Chapter 7 – Health, Human, and Correctional Services in Texas
• “Texas is likely to require net immigration of health care personnel from other states to meet its needs in the coming years.” (p. 168).
(• Note: to exacerbate this problem — one finding is that 45% of all doctors currently educated in Texas leave Texas to practice medicine).
• “The future population of Texas is likely to show continuing patterns of substantial need… Due to the fact that aging and poorer minority populations are growing more rapidly than other components of the population, medical services are likely to involve increasing numbers of personnel and substantial increases in treatment costs. Meeting such needs will also substantially increase the demand for medical personnel and Texas may wish to take steps to educate a larger share of its own residents to address such demand.
Texas will also be required to pay for the needs of an increasing prison population.
Addressing such needs is among the most daunting challenges facing Texas.” (p. 171).
And, here from the last paragraph of the book, is a clear statement of the Texas Challenge:
Education is not the key; but, it is a key to changing the future of Texas…
We must be willing to consider and promote programs that help to bring the levels of socioeconomic resources of disadvantaged populations up to the levels of nonHispanic White populations without diminishing the socioeconomic resources of either disadvantaged or advantaged. This is a major challenge for Texas’ future. In fact, we argue that it is the Texas Challenge.”
For those who “are not into” tables of numbers, the book offers summaries and conclusions at the end of each chapter. These are clear, and well-written. In other words, if you are not a numbers person, you can grasp the implications without difficulty.
But, for those who do want to look closely at the numbers behind the conclusions, the book is a treasure chest of tables, comparisons, and contrasts.

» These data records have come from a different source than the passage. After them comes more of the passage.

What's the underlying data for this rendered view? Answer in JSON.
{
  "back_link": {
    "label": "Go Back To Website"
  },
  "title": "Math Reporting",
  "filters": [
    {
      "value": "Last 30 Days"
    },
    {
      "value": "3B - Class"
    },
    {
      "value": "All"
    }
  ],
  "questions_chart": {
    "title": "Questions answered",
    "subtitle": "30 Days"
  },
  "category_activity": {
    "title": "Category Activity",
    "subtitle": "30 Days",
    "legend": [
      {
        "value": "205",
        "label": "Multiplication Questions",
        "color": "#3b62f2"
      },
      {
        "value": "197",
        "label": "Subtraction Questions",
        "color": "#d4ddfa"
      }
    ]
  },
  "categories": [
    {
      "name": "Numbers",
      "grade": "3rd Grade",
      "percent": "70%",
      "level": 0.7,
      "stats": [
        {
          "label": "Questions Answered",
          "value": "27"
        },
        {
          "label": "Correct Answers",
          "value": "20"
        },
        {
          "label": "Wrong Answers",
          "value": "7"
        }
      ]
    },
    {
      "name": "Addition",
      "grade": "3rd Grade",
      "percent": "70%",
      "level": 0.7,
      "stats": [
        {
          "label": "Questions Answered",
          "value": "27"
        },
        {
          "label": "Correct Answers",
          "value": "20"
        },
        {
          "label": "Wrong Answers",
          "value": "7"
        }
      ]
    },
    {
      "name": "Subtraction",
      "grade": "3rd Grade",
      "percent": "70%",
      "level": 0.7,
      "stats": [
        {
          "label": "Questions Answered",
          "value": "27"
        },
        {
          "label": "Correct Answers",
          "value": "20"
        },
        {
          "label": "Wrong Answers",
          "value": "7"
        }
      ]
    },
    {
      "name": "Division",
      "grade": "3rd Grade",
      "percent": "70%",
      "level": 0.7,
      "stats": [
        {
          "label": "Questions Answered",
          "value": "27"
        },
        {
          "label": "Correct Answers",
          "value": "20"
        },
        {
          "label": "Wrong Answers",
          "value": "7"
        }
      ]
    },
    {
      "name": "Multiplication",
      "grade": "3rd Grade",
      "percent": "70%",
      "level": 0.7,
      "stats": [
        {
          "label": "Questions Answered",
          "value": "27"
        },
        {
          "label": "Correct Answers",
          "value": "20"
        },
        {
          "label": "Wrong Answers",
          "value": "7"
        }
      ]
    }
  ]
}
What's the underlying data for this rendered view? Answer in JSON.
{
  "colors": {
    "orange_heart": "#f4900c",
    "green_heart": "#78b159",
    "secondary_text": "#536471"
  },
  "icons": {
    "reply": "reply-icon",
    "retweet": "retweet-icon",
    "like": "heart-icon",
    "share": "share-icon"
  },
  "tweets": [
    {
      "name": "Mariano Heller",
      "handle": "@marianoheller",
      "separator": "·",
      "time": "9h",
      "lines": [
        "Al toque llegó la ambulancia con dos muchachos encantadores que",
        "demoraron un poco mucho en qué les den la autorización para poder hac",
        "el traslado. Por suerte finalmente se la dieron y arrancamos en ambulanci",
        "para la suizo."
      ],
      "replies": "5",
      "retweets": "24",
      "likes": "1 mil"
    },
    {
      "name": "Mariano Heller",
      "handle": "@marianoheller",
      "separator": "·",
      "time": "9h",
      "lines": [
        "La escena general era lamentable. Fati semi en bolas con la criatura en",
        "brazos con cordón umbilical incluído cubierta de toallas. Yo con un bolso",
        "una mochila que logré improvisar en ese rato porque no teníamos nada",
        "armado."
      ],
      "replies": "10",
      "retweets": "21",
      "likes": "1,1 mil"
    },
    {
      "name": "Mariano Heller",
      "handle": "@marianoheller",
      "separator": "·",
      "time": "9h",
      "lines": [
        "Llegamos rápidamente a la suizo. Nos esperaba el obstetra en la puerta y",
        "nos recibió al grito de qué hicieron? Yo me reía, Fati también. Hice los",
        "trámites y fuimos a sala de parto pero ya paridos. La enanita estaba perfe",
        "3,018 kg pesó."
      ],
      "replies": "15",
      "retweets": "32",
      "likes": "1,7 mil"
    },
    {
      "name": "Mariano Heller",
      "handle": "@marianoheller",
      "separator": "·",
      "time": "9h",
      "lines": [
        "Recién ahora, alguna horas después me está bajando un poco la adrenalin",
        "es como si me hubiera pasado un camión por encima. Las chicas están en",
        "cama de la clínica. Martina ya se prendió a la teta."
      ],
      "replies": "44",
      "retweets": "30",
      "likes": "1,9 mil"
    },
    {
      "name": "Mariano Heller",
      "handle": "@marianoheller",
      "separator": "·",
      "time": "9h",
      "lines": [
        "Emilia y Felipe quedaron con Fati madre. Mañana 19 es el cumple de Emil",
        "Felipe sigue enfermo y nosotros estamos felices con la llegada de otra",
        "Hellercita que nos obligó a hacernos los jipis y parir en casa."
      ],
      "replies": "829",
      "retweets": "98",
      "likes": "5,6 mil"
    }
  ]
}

And, then, after reading the book, I discovered the Hobby Center website. This is where you can spend a few hours and get quite an education. Click here to visit the home page of the web site
I especially liked the set of slides from The Future of Education (from Steve H. Murdock, the lead author of the book). Look for The Future of Education topic under the pull-down menu on the “choose group” tab on the presentations page, to download the slides).
If you care about Texas – business in Texas, transportation in Texas, poverty in Texas, education in Texas – this book is your new starting point. Buy it, read it, and let it inform your next steps.